Explore South Africa’s Garden Route, with dramatic mountains, deserts and rainforests – plus the chance to see whales and dolphins, and unbeatable game reserves. Get the inside story from specialist tour operator Jules Verne.
When it comes to diversity, South Africa is hard to beat. It's got deserts, savannahs, mangroves, lush rainforests, and majestic mountains, including, of course, Cape Town's iconic flat-topped Table Mountain. It's home to some of the world's best Big Five game reserves, whale and dolphin watching, and is a paradise for outdoor lovers.
What to see and do
The Garden Route is home to some of the best places in South Africa to go whale watching. Take a boat trip from Hermanus or Plettenberg Bay to spot these beautiful creatures between June and November, or if you prefer to see them from land head to Robberg Beach.

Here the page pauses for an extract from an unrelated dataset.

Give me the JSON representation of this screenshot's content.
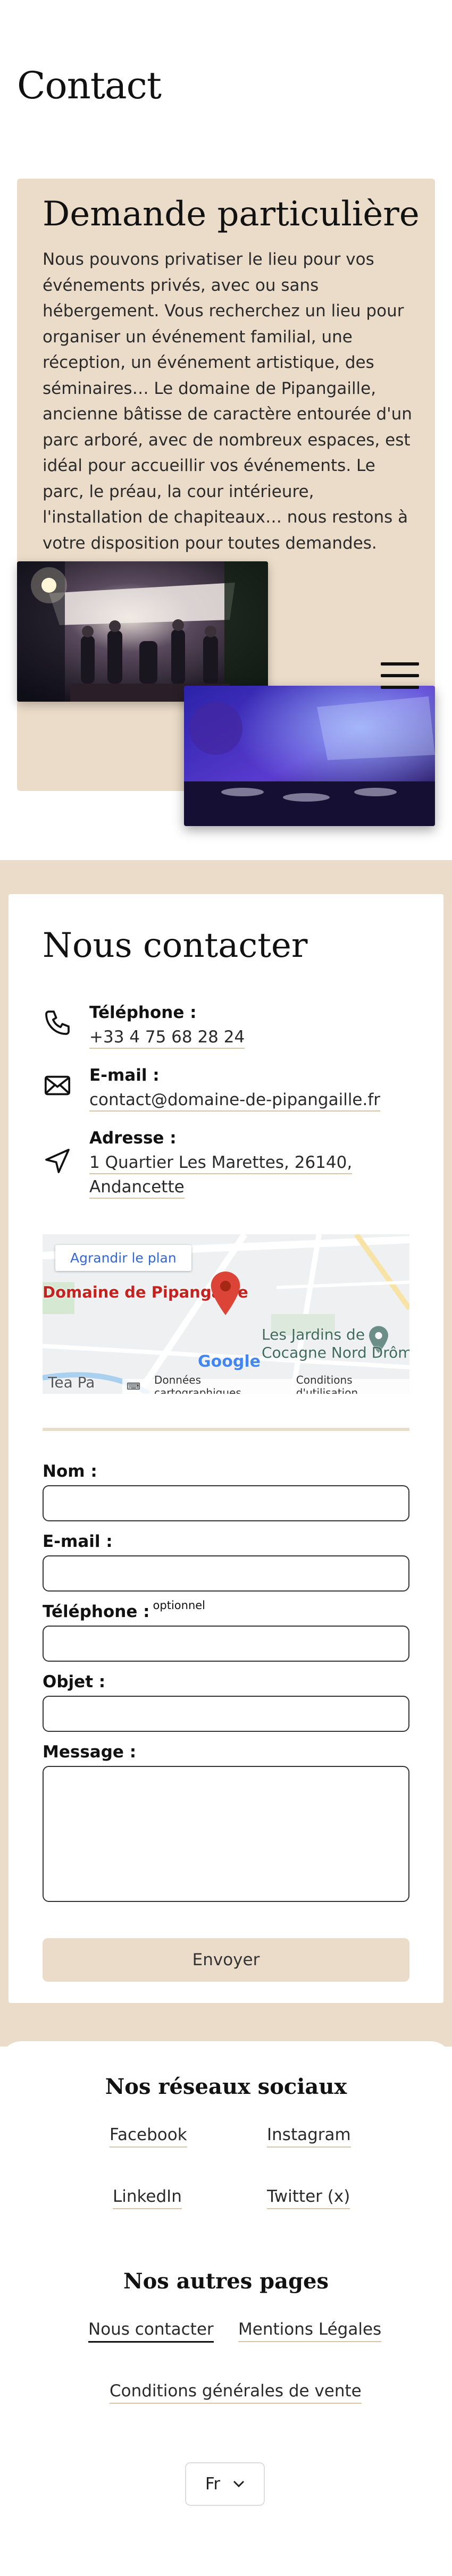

At the Tsitsikamma Reserve you can explore the forest, by foot or, for the more adventurous, follow a network of treetop platforms and cable slides. It's home to a plethora of bird species too.
A good place to base yourself for a few days is Knysna, with great shops, galleries, restaurants and cafes, and a quay that's great for people watching. From Knysna's lagoon you can take a spectacular sunset cruise.
Another popular place to stop off en route is Oudtshoorn, the capital of the ostrich feather industry in Edwardian times and still home to many ostrich farms where you can even ride an ostrich.
Often described as one of the world's greatest natural wonders, the Cango Caves are 20 million-year-old hidden chambers cut into a thick limestone rock layer in breathtakingly beautiful shapes and natural colours. Close to Oudtshoorn, the caves cover 2.5 miles and around a quarter of this is open for guided tours (with some tight squeezes).
Dutch, French, Indian and Malaysian influences have created a fusion of tastes and styles. European settlers, who had crossed the country in search of places to settle, with no refrigeration, brought dried meats and biltong, which is still South Africa's favourite snack and part of the country's culture. Afrikaans cooking also uses lots of red meat, grilled or cooked by braai (barbecued) over hot coals, giving them a smoky flavour. Malays bought chillies, pickled fish, spicy curries and stews, while South Africa's diverse wildlife means you'll also see some rather unusual dishes on menus, including crocodile, ostrich, kudu, and warthog.
Don't go to Knysna without sampling its oysters, reputedly among the best in the world. Each year the town hosts the Pick n Pay Knysna Oyster Festival, with cycling and running events, concerts, comedy, fashion shows, and fun for all the family. This year it's 29 June to 8 July.
Take me to South Africa
Explore South Africa on Jules Verne's Cape Winelands and the Garden Route tour, 14 nights from £2895.